had suffered great mental anguish and immense pecuniary losses by the cruel devastation and cowardly atrocities of their enemies, but when they, exultant and victorious, invaded the country of their inhuman enemy, they nobly restrained their angry passions and kept pure and bright their unsullied reputations. They heroically resisted the alluring temptation to inflict merited retaliation, and like brave, Christian soldiers and gallant gentlemen, scrupulously obeyed the humane orders of their beloved chieftain. But this sublime lesson of generosity and magnanimity was lost upon the vandal enemy. In base return for Lee's noble, Christian conduct they despoiled and desecrated his own home at Arlington, and the cherished homes of his brave followers in Virginia, Georgia and South Carolina. Sherman's base course, his wicked crimes, have forever stained his name and cause, dishonored his country and disgraced his triumph. The grand, glorious and humane Lee and his chivalrous officers and brave men disdained to retaliate by imitating the cruel deeds of the malignant Sherman, Sheridan and Grant and their hordes of reckless ruffians. We have just reason to be proud of the magnanimous conduct of our peerless leader, while the Yankees must hang their heads in shame at the evil deeds perpetrated by their chosen commanders. In Southern parlance, the terms soldier and gentleman are synonymous, and our officers and men pride themselves upon that "chastity of honor," which, as Edmund Burke expressed it, "feels a stain like a wound."

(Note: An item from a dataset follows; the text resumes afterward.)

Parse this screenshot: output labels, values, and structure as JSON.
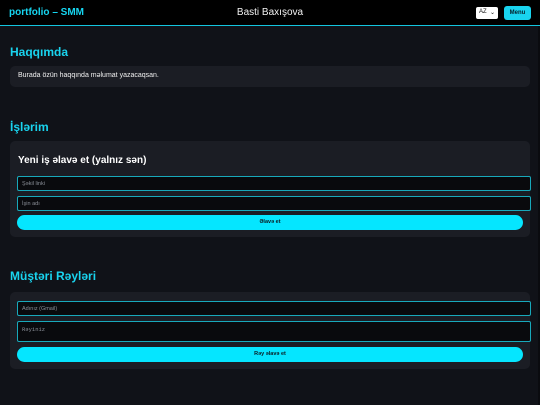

February 27th—A party of ninety or one hundred officers and a few hundred privates were paroled and left for Richmond. Some of the officers bribed Ahl andwith gold watches and greenbacks to put their names on the paroled list. Influential Northern friends aided others, and a few sold their places and remained behind.
February 28th—One hundred and three officers, of those earliest captured, were paroled to-day for exchange. We are growing hopeful of a speedy return to our homes and all are in fine spirits. The despondent are becoming cheerful and happy at the exhilarating prospect of release from durance vile.
March 1st and 2d—Lieutenant Waldman, our division postmaster, surprised and delighted me by handing me the following letter this morning after "letter call":